[[ Material for this task, beginning ]]

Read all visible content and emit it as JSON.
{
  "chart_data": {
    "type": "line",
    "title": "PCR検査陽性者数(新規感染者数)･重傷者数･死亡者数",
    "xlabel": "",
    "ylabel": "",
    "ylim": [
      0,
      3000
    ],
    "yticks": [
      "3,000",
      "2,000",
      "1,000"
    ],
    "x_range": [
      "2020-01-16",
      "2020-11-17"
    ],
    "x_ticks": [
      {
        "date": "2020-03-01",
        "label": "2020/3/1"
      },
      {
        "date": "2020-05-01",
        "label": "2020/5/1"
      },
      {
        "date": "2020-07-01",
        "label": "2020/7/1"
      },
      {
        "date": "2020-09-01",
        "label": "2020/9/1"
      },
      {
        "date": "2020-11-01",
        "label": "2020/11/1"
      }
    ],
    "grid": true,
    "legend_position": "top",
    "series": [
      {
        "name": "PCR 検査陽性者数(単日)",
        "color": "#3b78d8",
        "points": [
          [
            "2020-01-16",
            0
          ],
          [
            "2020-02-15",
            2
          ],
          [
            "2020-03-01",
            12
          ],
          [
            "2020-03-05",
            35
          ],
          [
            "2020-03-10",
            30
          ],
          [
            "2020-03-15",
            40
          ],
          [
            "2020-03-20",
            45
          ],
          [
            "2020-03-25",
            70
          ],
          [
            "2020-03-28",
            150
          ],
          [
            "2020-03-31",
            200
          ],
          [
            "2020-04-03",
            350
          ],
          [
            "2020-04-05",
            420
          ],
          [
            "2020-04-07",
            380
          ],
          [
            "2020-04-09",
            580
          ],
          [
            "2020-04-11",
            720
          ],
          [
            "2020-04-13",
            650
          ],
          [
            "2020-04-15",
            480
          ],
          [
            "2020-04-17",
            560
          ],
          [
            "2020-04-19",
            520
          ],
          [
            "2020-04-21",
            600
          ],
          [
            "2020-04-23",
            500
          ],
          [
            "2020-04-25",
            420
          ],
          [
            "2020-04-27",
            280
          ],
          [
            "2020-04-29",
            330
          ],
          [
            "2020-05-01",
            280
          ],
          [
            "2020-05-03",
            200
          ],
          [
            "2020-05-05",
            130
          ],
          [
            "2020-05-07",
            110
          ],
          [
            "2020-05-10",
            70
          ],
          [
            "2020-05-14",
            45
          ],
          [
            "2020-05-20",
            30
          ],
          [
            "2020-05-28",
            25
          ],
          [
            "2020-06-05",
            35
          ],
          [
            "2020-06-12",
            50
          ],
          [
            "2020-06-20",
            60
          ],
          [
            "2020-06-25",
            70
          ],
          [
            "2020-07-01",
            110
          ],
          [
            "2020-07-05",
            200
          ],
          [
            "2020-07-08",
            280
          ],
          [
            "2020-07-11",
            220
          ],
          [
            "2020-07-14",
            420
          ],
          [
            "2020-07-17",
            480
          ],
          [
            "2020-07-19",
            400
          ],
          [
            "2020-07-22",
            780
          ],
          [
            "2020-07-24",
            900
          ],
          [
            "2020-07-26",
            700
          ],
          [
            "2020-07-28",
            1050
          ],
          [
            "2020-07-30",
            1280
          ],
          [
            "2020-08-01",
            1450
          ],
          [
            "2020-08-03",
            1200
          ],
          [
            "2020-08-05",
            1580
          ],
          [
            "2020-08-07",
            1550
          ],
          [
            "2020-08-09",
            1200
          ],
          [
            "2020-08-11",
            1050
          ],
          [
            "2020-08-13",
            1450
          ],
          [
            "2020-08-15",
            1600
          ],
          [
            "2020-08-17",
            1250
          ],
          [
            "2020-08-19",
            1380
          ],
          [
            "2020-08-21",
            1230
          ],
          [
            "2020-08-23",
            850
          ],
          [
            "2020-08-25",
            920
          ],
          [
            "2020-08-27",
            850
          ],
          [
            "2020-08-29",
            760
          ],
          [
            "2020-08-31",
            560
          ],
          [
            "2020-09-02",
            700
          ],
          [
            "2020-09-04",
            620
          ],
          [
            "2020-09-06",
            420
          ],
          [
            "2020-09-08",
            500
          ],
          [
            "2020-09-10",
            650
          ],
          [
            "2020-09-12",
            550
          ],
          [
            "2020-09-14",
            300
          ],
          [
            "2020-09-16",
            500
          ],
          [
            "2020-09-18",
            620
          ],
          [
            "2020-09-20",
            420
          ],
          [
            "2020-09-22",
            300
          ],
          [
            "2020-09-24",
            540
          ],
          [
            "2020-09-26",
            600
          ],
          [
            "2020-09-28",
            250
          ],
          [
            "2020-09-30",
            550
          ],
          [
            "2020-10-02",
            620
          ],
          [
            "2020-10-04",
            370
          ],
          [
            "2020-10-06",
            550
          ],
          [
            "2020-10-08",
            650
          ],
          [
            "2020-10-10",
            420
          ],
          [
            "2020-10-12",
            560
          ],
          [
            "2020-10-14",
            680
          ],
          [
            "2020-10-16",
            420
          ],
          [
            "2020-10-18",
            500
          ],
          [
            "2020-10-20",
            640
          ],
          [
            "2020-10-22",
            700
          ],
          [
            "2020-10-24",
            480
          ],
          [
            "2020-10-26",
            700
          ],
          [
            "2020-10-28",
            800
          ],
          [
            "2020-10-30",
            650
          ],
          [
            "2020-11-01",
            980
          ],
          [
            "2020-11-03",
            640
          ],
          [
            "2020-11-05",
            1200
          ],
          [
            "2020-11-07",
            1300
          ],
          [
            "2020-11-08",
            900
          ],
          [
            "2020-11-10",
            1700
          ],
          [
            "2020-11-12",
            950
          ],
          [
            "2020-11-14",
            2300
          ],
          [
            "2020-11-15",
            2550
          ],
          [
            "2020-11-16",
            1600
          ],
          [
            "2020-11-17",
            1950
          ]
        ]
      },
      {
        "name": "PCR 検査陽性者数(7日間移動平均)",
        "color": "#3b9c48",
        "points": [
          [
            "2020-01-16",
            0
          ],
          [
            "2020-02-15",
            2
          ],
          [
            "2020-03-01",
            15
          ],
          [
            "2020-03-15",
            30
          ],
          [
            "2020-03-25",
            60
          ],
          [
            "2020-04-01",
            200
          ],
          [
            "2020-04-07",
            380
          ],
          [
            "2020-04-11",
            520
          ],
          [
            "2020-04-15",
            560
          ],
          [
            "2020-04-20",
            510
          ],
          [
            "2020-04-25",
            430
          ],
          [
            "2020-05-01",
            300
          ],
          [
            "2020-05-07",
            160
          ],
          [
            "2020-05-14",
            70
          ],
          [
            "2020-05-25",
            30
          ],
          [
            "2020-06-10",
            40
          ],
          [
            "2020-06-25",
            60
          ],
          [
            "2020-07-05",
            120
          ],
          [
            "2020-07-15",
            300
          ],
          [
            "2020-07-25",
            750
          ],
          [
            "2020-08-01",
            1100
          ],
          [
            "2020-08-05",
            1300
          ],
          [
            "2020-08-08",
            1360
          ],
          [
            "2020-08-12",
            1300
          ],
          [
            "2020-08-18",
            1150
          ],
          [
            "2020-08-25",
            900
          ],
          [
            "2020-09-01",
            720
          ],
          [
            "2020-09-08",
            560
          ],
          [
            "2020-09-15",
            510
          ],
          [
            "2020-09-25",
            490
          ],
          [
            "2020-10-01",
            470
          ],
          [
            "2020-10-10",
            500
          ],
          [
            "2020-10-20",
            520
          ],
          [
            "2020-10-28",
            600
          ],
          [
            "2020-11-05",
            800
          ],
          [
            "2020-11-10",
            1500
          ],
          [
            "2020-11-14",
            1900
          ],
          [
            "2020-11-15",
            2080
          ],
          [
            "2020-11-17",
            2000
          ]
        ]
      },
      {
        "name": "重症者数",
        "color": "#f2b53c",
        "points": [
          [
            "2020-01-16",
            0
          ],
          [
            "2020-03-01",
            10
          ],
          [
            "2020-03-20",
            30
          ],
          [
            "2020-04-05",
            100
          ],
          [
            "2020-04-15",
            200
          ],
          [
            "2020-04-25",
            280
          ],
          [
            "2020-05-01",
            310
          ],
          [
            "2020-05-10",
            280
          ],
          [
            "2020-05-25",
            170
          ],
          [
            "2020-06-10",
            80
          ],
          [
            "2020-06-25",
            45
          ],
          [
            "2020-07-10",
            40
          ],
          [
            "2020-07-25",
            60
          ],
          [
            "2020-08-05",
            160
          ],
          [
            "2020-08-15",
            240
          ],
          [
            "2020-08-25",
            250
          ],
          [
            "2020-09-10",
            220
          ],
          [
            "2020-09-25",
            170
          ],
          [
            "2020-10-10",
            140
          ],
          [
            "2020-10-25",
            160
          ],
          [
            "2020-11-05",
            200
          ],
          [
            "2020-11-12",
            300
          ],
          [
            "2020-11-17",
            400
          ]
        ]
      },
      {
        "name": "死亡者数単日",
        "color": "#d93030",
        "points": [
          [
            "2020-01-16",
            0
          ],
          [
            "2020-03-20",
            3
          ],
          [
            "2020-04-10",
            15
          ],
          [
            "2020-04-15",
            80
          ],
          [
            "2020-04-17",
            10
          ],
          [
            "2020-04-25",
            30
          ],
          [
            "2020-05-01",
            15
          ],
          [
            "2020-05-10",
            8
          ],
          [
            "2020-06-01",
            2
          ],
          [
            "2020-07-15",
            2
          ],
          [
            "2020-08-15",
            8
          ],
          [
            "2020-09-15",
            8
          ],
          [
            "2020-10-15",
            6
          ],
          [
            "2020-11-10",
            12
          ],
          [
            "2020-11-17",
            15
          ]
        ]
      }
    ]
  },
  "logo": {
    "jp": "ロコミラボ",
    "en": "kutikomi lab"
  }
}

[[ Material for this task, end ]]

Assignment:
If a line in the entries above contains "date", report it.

Task response:
        "date": "2020-03-01",
        "date": "2020-05-01",
        "date": "2020-07-01",
        "date": "2020-09-01",
        "date": "2020-11-01",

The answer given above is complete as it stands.